Global management consulting firm McKinsey emphasizes the value of customer centricity in the context of an evolving “hypercompetitive” landscape in which “technology has handed customers unprecedented control over the experience of purchasing goods and services.” In this landscape, “the question that every executive asks and that the savviest executives are asking more frequently than ever [is]: What do my customers want?”
Though it may sound overly simplistic, heightened focus on this question is closely connected to revenue gains, according to McKinsey. “Across industries, successful projects for optimizing the customer experience typically achieve revenue growth of 5 to 10 percent and cost reductions of 15 to 25 percent within just two or three years. Moreover, companies offering an exceptional customer experience can exceed the gross margins of their competitors by more than 26 percent.”

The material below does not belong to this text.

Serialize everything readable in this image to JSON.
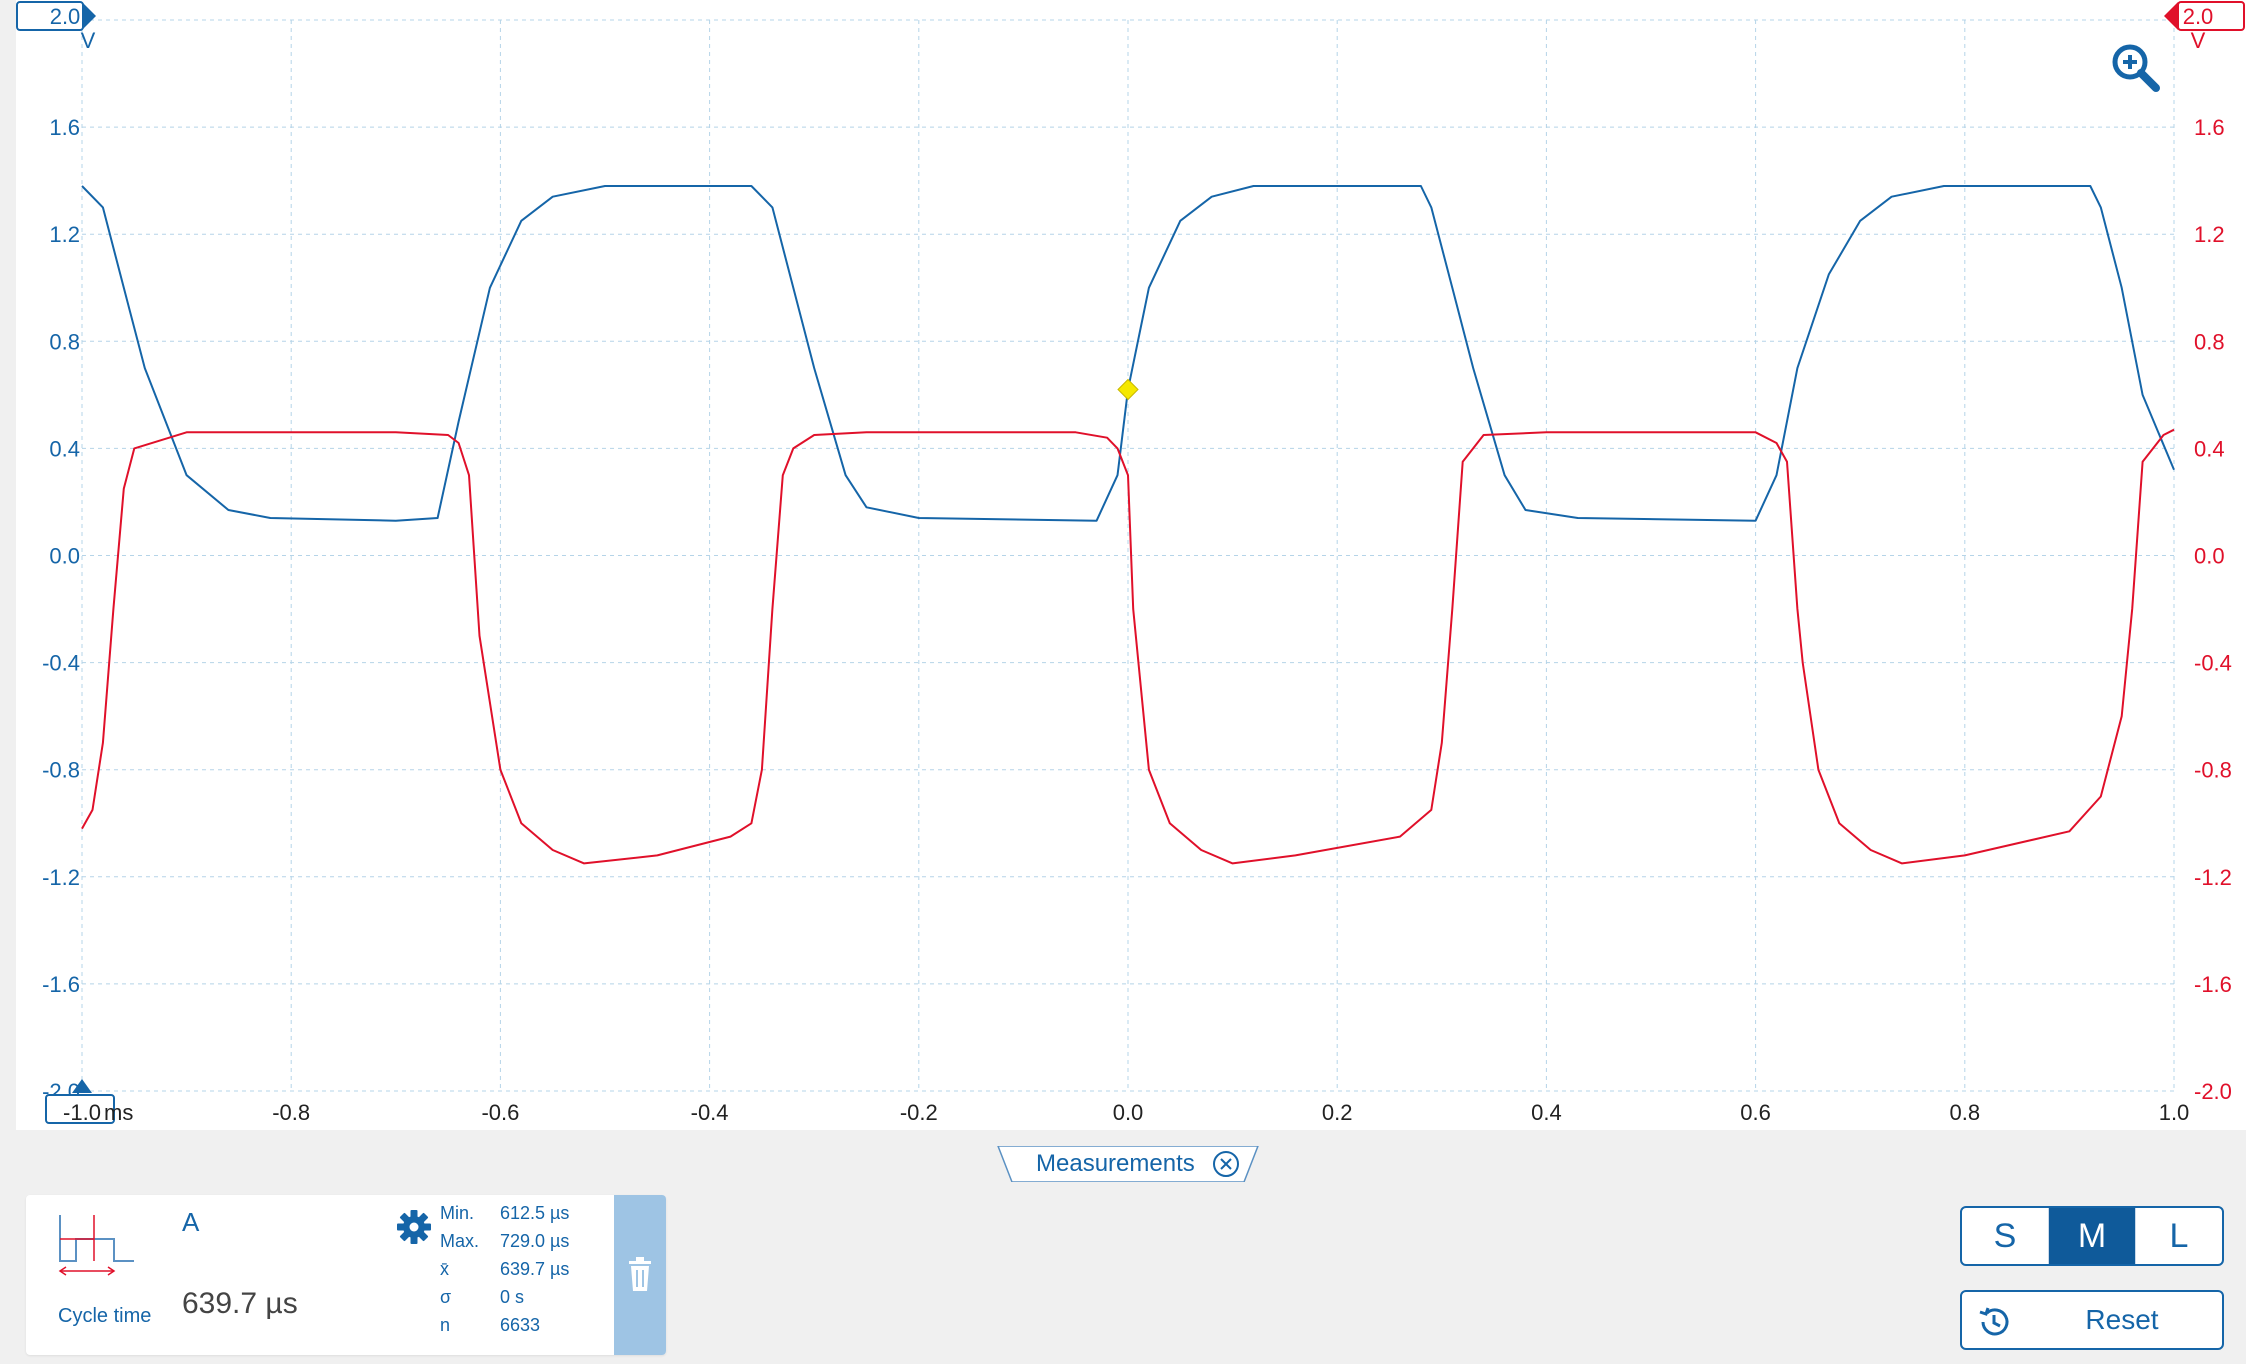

11. Seek Ways to Achieve Balanced Outcomes
There are several important shifts that occur in the transition to building a customer-centric culture.
First is the shift from being mostly reactive in responding to customer requests, issues and problems, to being proactive by anticipating customer needs taking action to address them.
Second is the shift from focusing on technical problems clearly visible to the customer and the supplier, to identifying and addressing problems and issues that are not so easily seen and present potential obstacles to longer-term success.
The third shift involves moving away from that aspect of the “customer is always right” ethos that occasionally may involve giving in to unreasonable demands to keep someone happy, and instead working collaboratively with the customer to reach solutions that balance the interests of all sides.
12. Understand That Your Employee Culture Benefits Too
Another benefit of the customer-centric approach to business is that it can have an overwhelmingly positive impact on your own internal employee culture as well.
For example, consider the potential morale boost that can occur when your customer-facing employees are being asked not just to fix problems, but are relied on and valued for their ability to use new relationship-building skills to grow into the role of trusted advisor to key customers.
13. Embrace an Organization-Wide Cultural Shift
A successful shift to a truly customer-centric approach requires buy-in throughout the entire organization, with clear messaging, built-in accountability and strong, consistent leadership from above.
According to the Harvard Business Review (“6 Ways to Build a Customer-Centric Culture”), the most common and perhaps greatest barrier to customer centricity is the lack of a customer-centric organizational culture. “At most companies the culture remains product-focused or sales-driven, or customer centricity is considered a priority only for certain functions such as marketing. To successfully implement a customer-centric strategy and operating model, a company must have a culture that aligns with them — and leaders who deliberately cultivate the necessary mindset and values in their employees.”
14. Invest in Customer-Centric Training
To make the successful transition to a customer-centric business culture, you will want to strongly consider investing in employee training to equip your key team members with next-level customer relationship skills.
We have a long track record of providing customized training programs that are designed to help you position your company as a trusted partner-provider who continually demonstrates to customers that you are committed to helping them achieve their most important business objectives and succeed in new opportunities on the horizon.
Related article: Customer Experience Training — What It Is and Why You Need It
If you’d like to learn more about how advanced customer relationship training can unlock value for you and your customers, take a look at our Total Customer Focus program. Our mission is to help companies like yours use a customer-centric approach to reimagine relationships with your most important customers.